I recently received a letter from a former student who is now in sixth grade. She began with a question: “Did you ever have that teacher that inspired you to do things, who always helped you when you thought you couldn’t do something? Well, I did!” She went on to explain how she had previously despised reading and thanked me for motivating her to read in our second grade class. She went on to say, “One of my favorite series you ever read to us was The Cricket in Times Square.” I am so grateful to have received this letter, but how can I count on receiving both positive feedback and input about what I can do better? Student feedback helps me reflect on what I do and how I teach in my classroom. The answer came to me in the form of the Tripod survey, which I was able to administer with my students last year.

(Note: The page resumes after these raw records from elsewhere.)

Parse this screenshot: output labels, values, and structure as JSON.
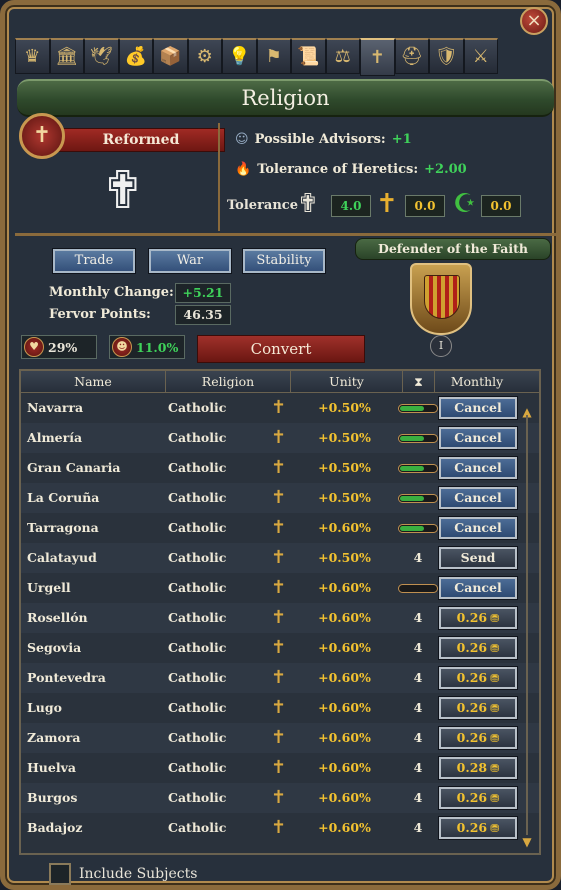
{
  "window": {
    "title": "Religion",
    "close_icon": "×"
  },
  "tabs": [
    {
      "icon": "crown-icon",
      "glyph": "♛"
    },
    {
      "icon": "courthouse-icon",
      "glyph": "🏛"
    },
    {
      "icon": "dove-icon",
      "glyph": "🕊"
    },
    {
      "icon": "money-bags-icon",
      "glyph": "💰"
    },
    {
      "icon": "trade-goods-icon",
      "glyph": "📦"
    },
    {
      "icon": "gears-icon",
      "glyph": "⚙"
    },
    {
      "icon": "lightbulb-icon",
      "glyph": "💡"
    },
    {
      "icon": "flag-icon",
      "glyph": "⚑"
    },
    {
      "icon": "scroll-icon",
      "glyph": "📜"
    },
    {
      "icon": "estates-icon",
      "glyph": "⚖"
    },
    {
      "icon": "religion-cross-icon",
      "glyph": "✝",
      "active": true
    },
    {
      "icon": "helmet-icon",
      "glyph": "⛑"
    },
    {
      "icon": "coat-of-arms-icon",
      "glyph": "🛡"
    },
    {
      "icon": "crossed-swords-icon",
      "glyph": "⚔"
    }
  ],
  "religion": {
    "name": "Reformed",
    "emblem_glyph": "✝",
    "cross_glyph": "✟",
    "possible_advisors_label": "Possible Advisors:",
    "possible_advisors_value": "+1",
    "tolerance_heretics_label": "Tolerance of Heretics:",
    "tolerance_heretics_value": "+2.00",
    "tolerance_label": "Tolerance",
    "tolerance": [
      {
        "icon": "reformed-cross-icon",
        "glyph": "✟",
        "value": "4.0",
        "color": "#f0f0f0"
      },
      {
        "icon": "catholic-cross-icon",
        "glyph": "✝",
        "value": "0.0",
        "color": "#e8b030"
      },
      {
        "icon": "crescent-icon",
        "glyph": "☪",
        "value": "0.0",
        "color": "#40c040"
      }
    ]
  },
  "fervor": {
    "buttons": [
      "Trade",
      "War",
      "Stability"
    ],
    "monthly_change_label": "Monthly Change:",
    "monthly_change_value": "+5.21",
    "fervor_points_label": "Fervor Points:",
    "fervor_points_value": "46.35",
    "defender_title": "Defender of the Faith",
    "defender_rank": "I",
    "religious_unity": "29%",
    "missionary_strength": "11.0%",
    "convert_label": "Convert"
  },
  "table": {
    "headers": [
      "Name",
      "Religion",
      "Unity",
      "⧗",
      "Monthly Cost"
    ],
    "rows": [
      {
        "name": "Navarra",
        "religion": "Catholic",
        "unity": "+0.50%",
        "timer": "bar",
        "progress": 0.6,
        "cost": "Cancel",
        "style": "blue"
      },
      {
        "name": "Almería",
        "religion": "Catholic",
        "unity": "+0.50%",
        "timer": "bar",
        "progress": 0.6,
        "cost": "Cancel",
        "style": "blue"
      },
      {
        "name": "Gran Canaria",
        "religion": "Catholic",
        "unity": "+0.50%",
        "timer": "bar",
        "progress": 0.6,
        "cost": "Cancel",
        "style": "blue"
      },
      {
        "name": "La Coruña",
        "religion": "Catholic",
        "unity": "+0.50%",
        "timer": "bar",
        "progress": 0.6,
        "cost": "Cancel",
        "style": "blue"
      },
      {
        "name": "Tarragona",
        "religion": "Catholic",
        "unity": "+0.60%",
        "timer": "bar",
        "progress": 0.6,
        "cost": "Cancel",
        "style": "blue"
      },
      {
        "name": "Calatayud",
        "religion": "Catholic",
        "unity": "+0.50%",
        "timer": "4",
        "cost": "Send",
        "style": "grey"
      },
      {
        "name": "Urgell",
        "religion": "Catholic",
        "unity": "+0.60%",
        "timer": "bar",
        "progress": 0.0,
        "cost": "Cancel",
        "style": "blue"
      },
      {
        "name": "Rosellón",
        "religion": "Catholic",
        "unity": "+0.60%",
        "timer": "4",
        "cost": "0.26",
        "style": "gold"
      },
      {
        "name": "Segovia",
        "religion": "Catholic",
        "unity": "+0.60%",
        "timer": "4",
        "cost": "0.26",
        "style": "gold"
      },
      {
        "name": "Pontevedra",
        "religion": "Catholic",
        "unity": "+0.60%",
        "timer": "4",
        "cost": "0.26",
        "style": "gold"
      },
      {
        "name": "Lugo",
        "religion": "Catholic",
        "unity": "+0.60%",
        "timer": "4",
        "cost": "0.26",
        "style": "gold"
      },
      {
        "name": "Zamora",
        "religion": "Catholic",
        "unity": "+0.60%",
        "timer": "4",
        "cost": "0.26",
        "style": "gold"
      },
      {
        "name": "Huelva",
        "religion": "Catholic",
        "unity": "+0.60%",
        "timer": "4",
        "cost": "0.28",
        "style": "gold"
      },
      {
        "name": "Burgos",
        "religion": "Catholic",
        "unity": "+0.60%",
        "timer": "4",
        "cost": "0.26",
        "style": "gold"
      },
      {
        "name": "Badajoz",
        "religion": "Catholic",
        "unity": "+0.60%",
        "timer": "4",
        "cost": "0.26",
        "style": "gold"
      }
    ]
  },
  "include_subjects_label": "Include Subjects"
}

The survey covered 7 critical areas of my teaching—Tripod’s 7Cs.

After I administered the survey, I received a private report. The feedback from the survey was both expected and surprising; my students stated that they know I care for them, but based on their feedback, I decided I could do more work to improve on the Control “C.” The students were asked to indicate how much they agreed with the following statement: “My classmates act the way my teacher wants them to.” I was surprised to see their perspective—many students disagreed. For nine years my class has included students with a variety of learning needs. Working with the diversity of learners in my class has tempered my handling of certain classroom behaviors.

As a result of the survey feedback, I have recalibrated my management of classroom participation. Over the years, I had relaxed my policy allowing students to call out without raising their hands. Through the children’s eyes, this may have been perceived as a lack of classroom management. Reflecting on their feedback, I researched how to inspire participation while maintaining control. I have implemented a new method with success. I hand out three Popsicle sticks to each student, and students hand one of these back to me each time they participate. After three times, students raise their hands, and I give them more. This approach is perceived as fun, and encourages the desired behavior without intimidating the less confident learner.

Often teacher evaluation fails to generate useful guidance on future professional development, but the Tripod student survey gave me some specific feedback about an area where I could improve my practice and therefore my students’ achievements. Through my students’ eyes I am able to see where I need to improve or commit to more development. The survey has become a valuable tool for me to gauge my teaching in a meaningful, relevant, and specific way.